"I became a household word," says Willard, "but I know, even if the rest of the world doesn't, that buffooning is not what has made me work. I work because people know I love them. I also know that just the fact that I'm alive offends some people. I'm big, overpowering, flamboyant and loud. That's a turnoff, but some people see a heart to this beast. I might put my foot in my mouth five times out of six, but the sixth time, I strike a chord, and people respond."
He and Gumbel seem to strike only wrong notes. About a year ago Gumbel complained about excessive laughter from the stage crew while Willard was performing and set out to halt the distraction. "It was more of a studio problem than a problem between Willard and me," Gumbel said. "We have one very irresponsible person in the studio who lacks demeanor. It's one thing to laugh, another to guffaw." Willard felt that telling anybody not to laugh was a direct threat to his act, but he and Gumbel quickly made peace. NBC executives moved just as quickly to placate Willard, opening up contract negotiations a year early and giving him everything he wanted, including the right to remain home and work from a studio in Washington on Mondays and Fridays. "They weren't sure Bryant was going to renew, and they wanted to be sure they had some semblance of the old show," Willard says. "I put my hand out to Bryant and thanked him for the new contract he got me."
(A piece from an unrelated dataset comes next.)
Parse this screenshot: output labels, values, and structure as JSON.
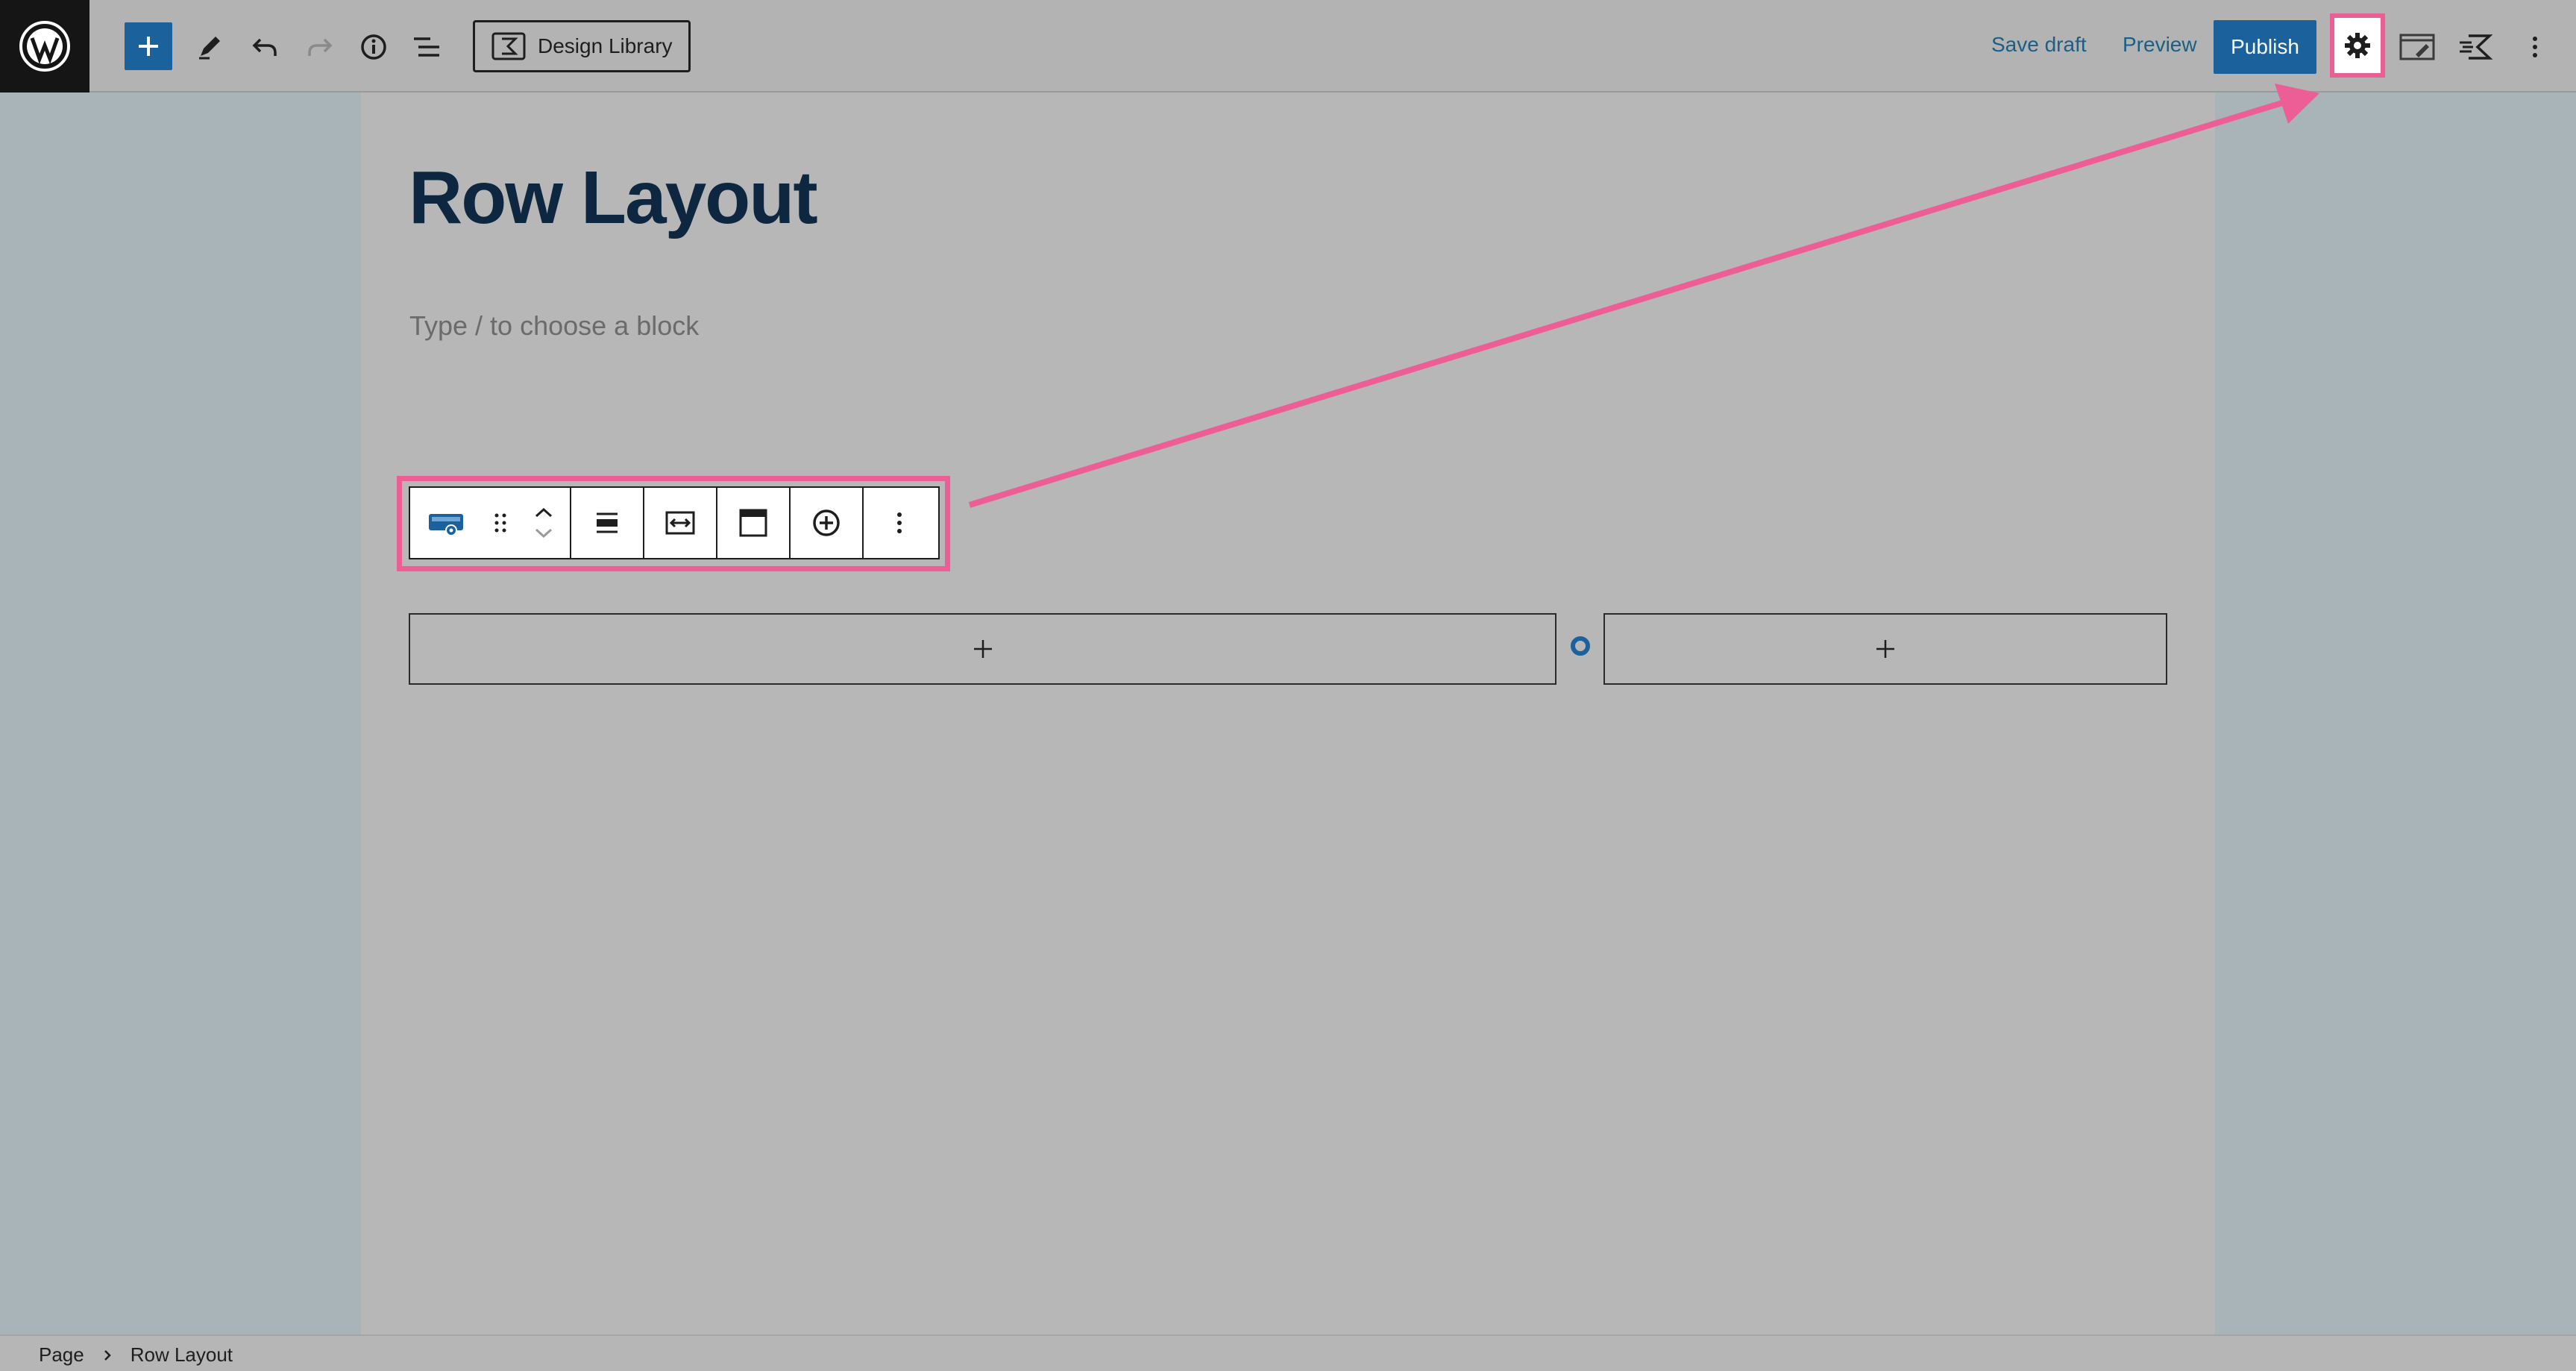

There is a little of Animal House in the struggle between Willard, a Bluto-type character if there ever was one, and Bryant, the epitome of the buttoned-down disciplinarian. Bryant is the guy who organizes the campus hop. Willard is the guy who falls into the punch bowl. It can't be easy for Bryant to watch Willard going 30 seconds over his time limit just to wish happy birthday to some codger in Cleveland. A small and basically unsuccessful attempt at reconciliation took place about a week after the memo was publicized, one day before Bryant's return to the air. He called Willard in Florida, but he didn't quite apologize. "Not in the classic sense," laughs Willard. "He sounded like Eastern Airlines advising passengers, 'We regret the inconvenience.' " Nor did he apologize on the show, even when prodded to do so during an awkward satellite hookup in celebration of Willard's 55th birthday. Bryant's only reference to the problems caused by his memo: "We are together, and hopefully we will be...long after recent headlines are forgotten. Enough said."
Well, not quite.
It's only fair that Mary Scott gets the last word, just as she does at home. Because the answer to Gumbel's complaint is that the Today show is very good when he and Jane are on it, but it is only different from everything else on network TV when Willard is on it. Bryant hasn't learned this and perhaps never will. "Every time he attacks Willard, he looks worse and Willard looks better," Mary says. "He must be a slow learner."
A spouse watch was in effect. Mary Scott, Willard's smaller half, started to turn the color of thunderclouds. When Mary gets mad—and if you believe Willard, it is mostly at him—prudent persons grab small children and personal treasures and head for the storm cellars.